── MATERIAL FOR THE TASK

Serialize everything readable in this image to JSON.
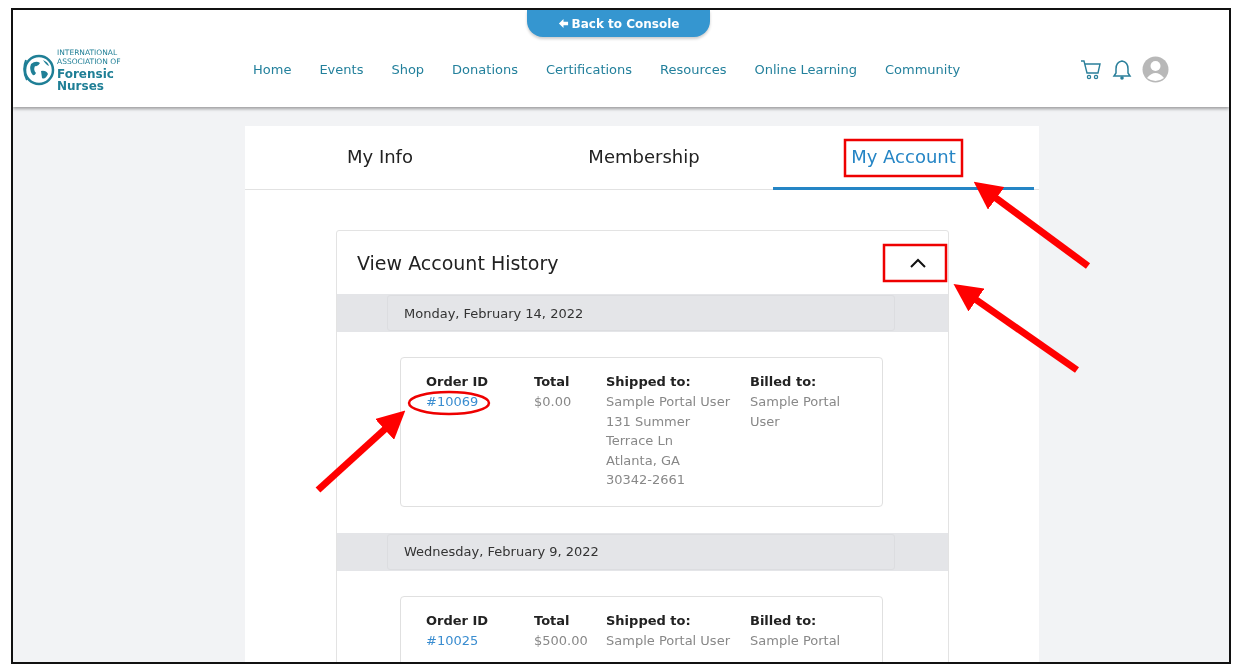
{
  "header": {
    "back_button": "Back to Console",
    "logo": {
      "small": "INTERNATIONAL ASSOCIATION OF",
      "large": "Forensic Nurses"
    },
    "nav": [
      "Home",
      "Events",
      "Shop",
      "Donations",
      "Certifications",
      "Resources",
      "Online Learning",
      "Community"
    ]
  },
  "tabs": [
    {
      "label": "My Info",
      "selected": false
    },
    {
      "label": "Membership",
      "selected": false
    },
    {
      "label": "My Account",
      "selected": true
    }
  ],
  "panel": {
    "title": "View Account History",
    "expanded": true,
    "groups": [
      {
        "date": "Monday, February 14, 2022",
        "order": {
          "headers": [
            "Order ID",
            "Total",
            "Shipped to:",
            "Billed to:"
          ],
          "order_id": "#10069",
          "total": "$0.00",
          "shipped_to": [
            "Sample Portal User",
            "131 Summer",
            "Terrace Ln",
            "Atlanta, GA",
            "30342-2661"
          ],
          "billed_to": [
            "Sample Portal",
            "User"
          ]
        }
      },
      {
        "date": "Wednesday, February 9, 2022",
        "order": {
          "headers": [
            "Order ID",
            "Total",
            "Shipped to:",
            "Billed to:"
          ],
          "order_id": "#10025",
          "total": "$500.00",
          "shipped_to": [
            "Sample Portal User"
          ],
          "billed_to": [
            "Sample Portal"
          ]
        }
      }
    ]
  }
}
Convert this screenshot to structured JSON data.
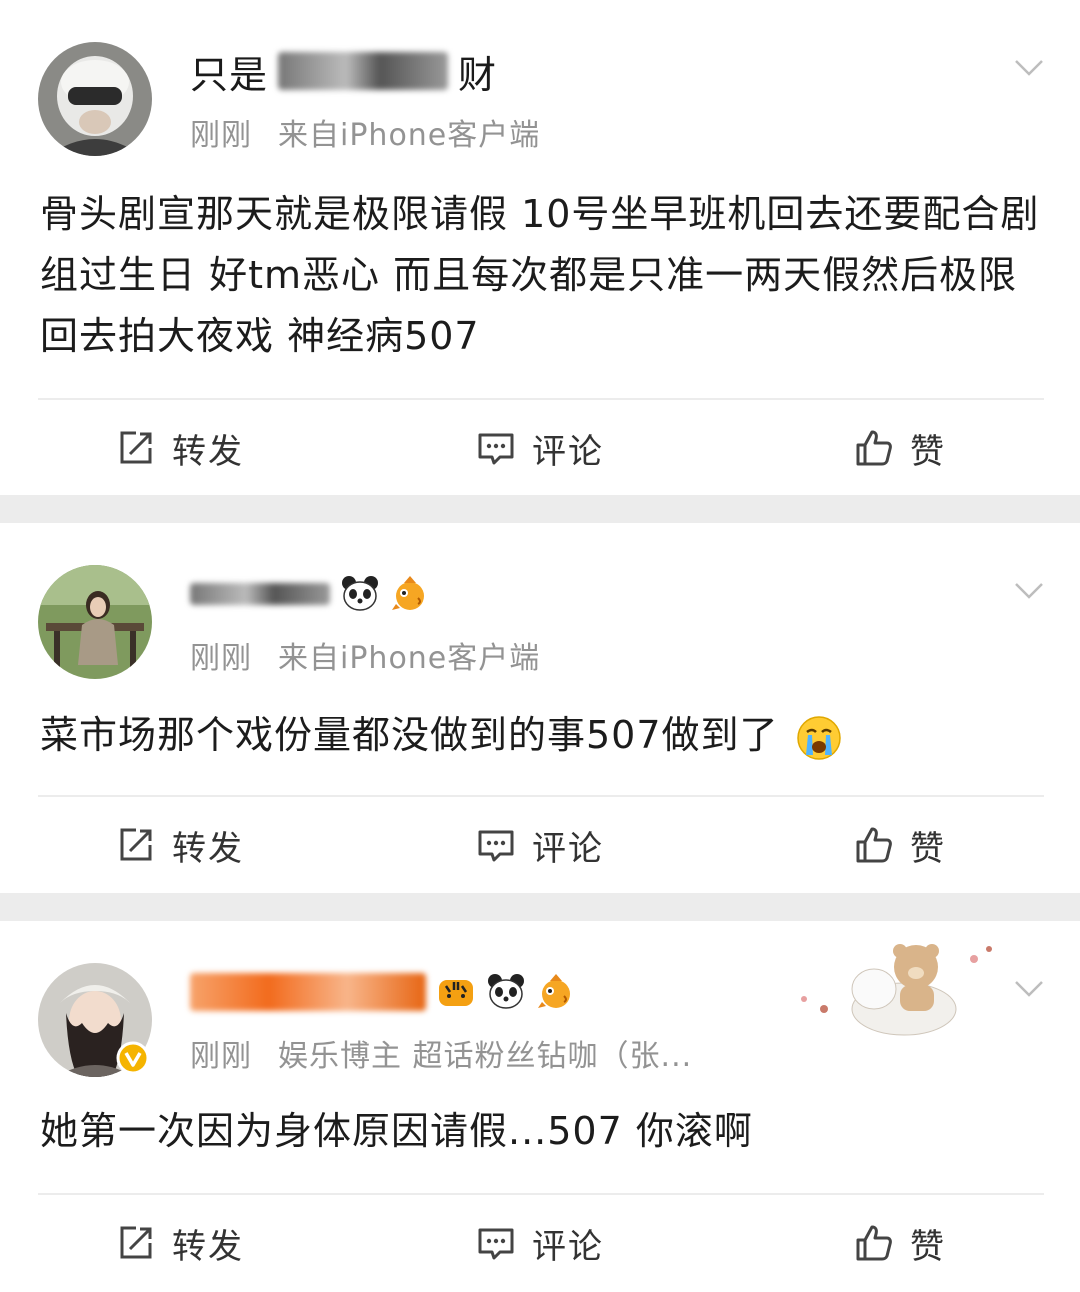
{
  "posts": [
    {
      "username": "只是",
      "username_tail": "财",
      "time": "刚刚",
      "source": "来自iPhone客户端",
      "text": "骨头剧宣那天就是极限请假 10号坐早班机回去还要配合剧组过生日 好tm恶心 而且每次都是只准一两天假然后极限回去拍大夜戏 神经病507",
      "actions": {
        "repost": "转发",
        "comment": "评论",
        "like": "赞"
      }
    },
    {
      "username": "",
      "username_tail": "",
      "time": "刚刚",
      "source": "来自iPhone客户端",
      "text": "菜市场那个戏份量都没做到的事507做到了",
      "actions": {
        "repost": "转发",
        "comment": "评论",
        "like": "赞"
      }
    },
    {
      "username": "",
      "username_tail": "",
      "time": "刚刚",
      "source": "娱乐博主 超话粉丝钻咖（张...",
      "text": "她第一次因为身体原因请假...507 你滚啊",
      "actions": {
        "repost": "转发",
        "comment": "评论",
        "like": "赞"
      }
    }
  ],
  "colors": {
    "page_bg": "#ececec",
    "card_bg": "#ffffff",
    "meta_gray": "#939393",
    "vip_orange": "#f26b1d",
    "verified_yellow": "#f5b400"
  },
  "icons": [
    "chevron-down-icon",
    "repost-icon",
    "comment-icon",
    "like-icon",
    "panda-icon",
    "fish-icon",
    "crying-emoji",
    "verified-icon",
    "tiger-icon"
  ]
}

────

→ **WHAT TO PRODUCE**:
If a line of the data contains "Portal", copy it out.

→ **EXERCISE OUTPUT**:
            "Sample Portal User",
            "Sample Portal",
            "Sample Portal User"
            "Sample Portal"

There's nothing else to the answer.